[Dataset rows describing interfaces]
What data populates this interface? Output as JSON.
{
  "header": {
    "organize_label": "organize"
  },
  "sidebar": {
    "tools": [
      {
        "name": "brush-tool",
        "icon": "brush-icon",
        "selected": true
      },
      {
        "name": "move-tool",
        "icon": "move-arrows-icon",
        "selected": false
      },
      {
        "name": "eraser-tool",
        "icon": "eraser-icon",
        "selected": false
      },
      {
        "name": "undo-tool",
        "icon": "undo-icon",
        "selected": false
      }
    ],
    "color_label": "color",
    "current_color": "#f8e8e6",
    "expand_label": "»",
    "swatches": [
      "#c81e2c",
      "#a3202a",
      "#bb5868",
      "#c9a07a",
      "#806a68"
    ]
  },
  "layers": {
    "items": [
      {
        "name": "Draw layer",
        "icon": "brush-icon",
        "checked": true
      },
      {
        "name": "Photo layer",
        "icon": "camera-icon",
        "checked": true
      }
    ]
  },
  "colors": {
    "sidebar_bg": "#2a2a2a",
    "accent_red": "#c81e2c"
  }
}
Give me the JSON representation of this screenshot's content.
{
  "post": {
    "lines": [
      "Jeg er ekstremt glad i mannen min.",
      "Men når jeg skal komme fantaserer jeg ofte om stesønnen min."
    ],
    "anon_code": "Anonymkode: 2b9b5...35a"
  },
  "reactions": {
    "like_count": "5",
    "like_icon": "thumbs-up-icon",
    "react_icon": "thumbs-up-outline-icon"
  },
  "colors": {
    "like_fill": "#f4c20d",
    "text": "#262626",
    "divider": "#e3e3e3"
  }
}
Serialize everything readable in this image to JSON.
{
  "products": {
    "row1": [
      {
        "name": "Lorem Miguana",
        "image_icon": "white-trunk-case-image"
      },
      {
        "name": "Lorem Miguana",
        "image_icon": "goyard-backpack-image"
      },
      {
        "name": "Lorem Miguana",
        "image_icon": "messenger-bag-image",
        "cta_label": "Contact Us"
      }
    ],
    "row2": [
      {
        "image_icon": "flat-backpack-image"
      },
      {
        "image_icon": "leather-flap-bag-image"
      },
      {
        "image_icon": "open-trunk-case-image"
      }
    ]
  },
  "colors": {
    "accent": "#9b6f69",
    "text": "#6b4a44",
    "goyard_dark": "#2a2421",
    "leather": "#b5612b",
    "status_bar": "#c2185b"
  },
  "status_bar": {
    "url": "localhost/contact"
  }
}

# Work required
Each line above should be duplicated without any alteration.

# Solution to this task
What data populates this interface? Output as JSON.
{
  "header": {
    "organize_label": "organize"
  },
  "sidebar": {
    "tools": [
      {
        "name": "brush-tool",
        "icon": "brush-icon",
        "selected": true
      },
      {
        "name": "move-tool",
        "icon": "move-arrows-icon",
        "selected": false
      },
      {
        "name": "eraser-tool",
        "icon": "eraser-icon",
        "selected": false
      },
      {
        "name": "undo-tool",
        "icon": "undo-icon",
        "selected": false
      }
    ],
    "color_label": "color",
    "current_color": "#f8e8e6",
    "expand_label": "»",
    "swatches": [
      "#c81e2c",
      "#a3202a",
      "#bb5868",
      "#c9a07a",
      "#806a68"
    ]
  },
  "layers": {
    "items": [
      {
        "name": "Draw layer",
        "icon": "brush-icon",
        "checked": true
      },
      {
        "name": "Photo layer",
        "icon": "camera-icon",
        "checked": true
      }
    ]
  },
  "colors": {
    "sidebar_bg": "#2a2a2a",
    "accent_red": "#c81e2c"
  }
}
Give me the JSON representation of this screenshot's content.
{
  "post": {
    "lines": [
      "Jeg er ekstremt glad i mannen min.",
      "Men når jeg skal komme fantaserer jeg ofte om stesønnen min."
    ],
    "anon_code": "Anonymkode: 2b9b5...35a"
  },
  "reactions": {
    "like_count": "5",
    "like_icon": "thumbs-up-icon",
    "react_icon": "thumbs-up-outline-icon"
  },
  "colors": {
    "like_fill": "#f4c20d",
    "text": "#262626",
    "divider": "#e3e3e3"
  }
}
Serialize everything readable in this image to JSON.
{
  "products": {
    "row1": [
      {
        "name": "Lorem Miguana",
        "image_icon": "white-trunk-case-image"
      },
      {
        "name": "Lorem Miguana",
        "image_icon": "goyard-backpack-image"
      },
      {
        "name": "Lorem Miguana",
        "image_icon": "messenger-bag-image",
        "cta_label": "Contact Us"
      }
    ],
    "row2": [
      {
        "image_icon": "flat-backpack-image"
      },
      {
        "image_icon": "leather-flap-bag-image"
      },
      {
        "image_icon": "open-trunk-case-image"
      }
    ]
  },
  "colors": {
    "accent": "#9b6f69",
    "text": "#6b4a44",
    "goyard_dark": "#2a2421",
    "leather": "#b5612b",
    "status_bar": "#c2185b"
  },
  "status_bar": {
    "url": "localhost/contact"
  }
}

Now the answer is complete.